---------- SOURCE DATA ----------

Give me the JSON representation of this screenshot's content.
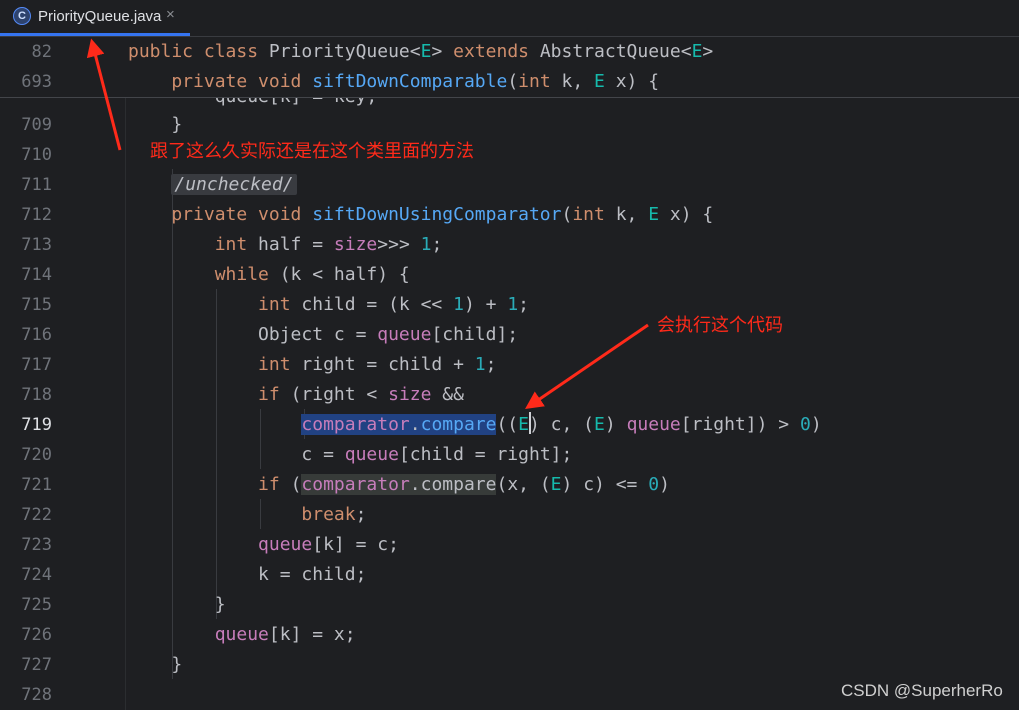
{
  "tab": {
    "icon": "C",
    "file_name": "PriorityQueue.java",
    "close": "×"
  },
  "sticky": [
    {
      "num": "82",
      "parts": [
        [
          "kw",
          "public class "
        ],
        [
          "",
          "PriorityQueue<"
        ],
        [
          "tp",
          "E"
        ],
        [
          "",
          "> "
        ],
        [
          "kw",
          "extends "
        ],
        [
          "",
          "AbstractQueue<"
        ],
        [
          "tp",
          "E"
        ],
        [
          "",
          ">"
        ]
      ]
    },
    {
      "num": "693",
      "parts": [
        [
          "kw",
          "    private void "
        ],
        [
          "fn",
          "siftDownComparable"
        ],
        [
          "",
          "("
        ],
        [
          "kw",
          "int "
        ],
        [
          "",
          "k, "
        ],
        [
          "tp",
          "E "
        ],
        [
          "",
          "x) {"
        ]
      ]
    }
  ],
  "cut_line": "        queue[k] = key;",
  "lines": [
    {
      "num": "709",
      "parts": [
        [
          "",
          "    }"
        ]
      ]
    },
    {
      "num": "710",
      "parts": []
    },
    {
      "num": "711",
      "parts": [
        [
          "",
          "    "
        ],
        [
          "ann",
          "/unchecked/"
        ]
      ]
    },
    {
      "num": "712",
      "parts": [
        [
          "kw",
          "    private void "
        ],
        [
          "fn",
          "siftDownUsingComparator"
        ],
        [
          "",
          "("
        ],
        [
          "kw",
          "int "
        ],
        [
          "",
          "k, "
        ],
        [
          "tp",
          "E "
        ],
        [
          "",
          "x) {"
        ]
      ]
    },
    {
      "num": "713",
      "parts": [
        [
          "kw",
          "        int "
        ],
        [
          "",
          "half = "
        ],
        [
          "fld",
          "size"
        ],
        [
          "",
          ">>> "
        ],
        [
          "num",
          "1"
        ],
        [
          "",
          ";"
        ]
      ]
    },
    {
      "num": "714",
      "parts": [
        [
          "kw",
          "        while "
        ],
        [
          "",
          "(k < half) {"
        ]
      ]
    },
    {
      "num": "715",
      "parts": [
        [
          "kw",
          "            int "
        ],
        [
          "",
          "child = (k << "
        ],
        [
          "num",
          "1"
        ],
        [
          "",
          ") + "
        ],
        [
          "num",
          "1"
        ],
        [
          "",
          ";"
        ]
      ]
    },
    {
      "num": "716",
      "parts": [
        [
          "",
          "            Object c = "
        ],
        [
          "fld",
          "queue"
        ],
        [
          "",
          "[child];"
        ]
      ]
    },
    {
      "num": "717",
      "parts": [
        [
          "kw",
          "            int "
        ],
        [
          "",
          "right = child + "
        ],
        [
          "num",
          "1"
        ],
        [
          "",
          ";"
        ]
      ]
    },
    {
      "num": "718",
      "parts": [
        [
          "kw",
          "            if "
        ],
        [
          "",
          "(right < "
        ],
        [
          "fld",
          "size "
        ],
        [
          "",
          "&&"
        ]
      ]
    },
    {
      "num": "719",
      "current": true,
      "parts": [
        [
          "",
          "                "
        ],
        [
          "sel fld",
          "comparator"
        ],
        [
          "sel",
          "."
        ],
        [
          "sel fn",
          "compare"
        ],
        [
          "",
          "(("
        ],
        [
          "tp",
          "E"
        ],
        [
          "",
          ") c, ("
        ],
        [
          "tp",
          "E"
        ],
        [
          "",
          ") "
        ],
        [
          "fld",
          "queue"
        ],
        [
          "",
          "[right]) > "
        ],
        [
          "num",
          "0"
        ],
        [
          "",
          ")"
        ]
      ]
    },
    {
      "num": "720",
      "parts": [
        [
          "",
          "                c = "
        ],
        [
          "fld",
          "queue"
        ],
        [
          "",
          "[child = right];"
        ]
      ]
    },
    {
      "num": "721",
      "parts": [
        [
          "kw",
          "            if "
        ],
        [
          "",
          "("
        ],
        [
          "hl fld",
          "comparator"
        ],
        [
          "hl",
          ".compare"
        ],
        [
          "",
          "(x, ("
        ],
        [
          "tp",
          "E"
        ],
        [
          "",
          ") c) <= "
        ],
        [
          "num",
          "0"
        ],
        [
          "",
          ")"
        ]
      ]
    },
    {
      "num": "722",
      "parts": [
        [
          "kw",
          "                break"
        ],
        [
          "",
          ";"
        ]
      ]
    },
    {
      "num": "723",
      "parts": [
        [
          "",
          "            "
        ],
        [
          "fld",
          "queue"
        ],
        [
          "",
          "[k] = c;"
        ]
      ]
    },
    {
      "num": "724",
      "parts": [
        [
          "",
          "            k = child;"
        ]
      ]
    },
    {
      "num": "725",
      "parts": [
        [
          "",
          "        }"
        ]
      ]
    },
    {
      "num": "726",
      "parts": [
        [
          "",
          "        "
        ],
        [
          "fld",
          "queue"
        ],
        [
          "",
          "[k] = x;"
        ]
      ]
    },
    {
      "num": "727",
      "parts": [
        [
          "",
          "    }"
        ]
      ]
    },
    {
      "num": "728",
      "parts": []
    }
  ],
  "annotations": {
    "note_top": "跟了这么久实际还是在这个类里面的方法",
    "note_mid": "会执行这个代码",
    "arrow_color": "#ff2a1a"
  },
  "watermark": "CSDN @SuperherRo"
}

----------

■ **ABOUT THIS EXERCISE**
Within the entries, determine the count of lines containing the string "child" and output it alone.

■ **TASK RESULT**
5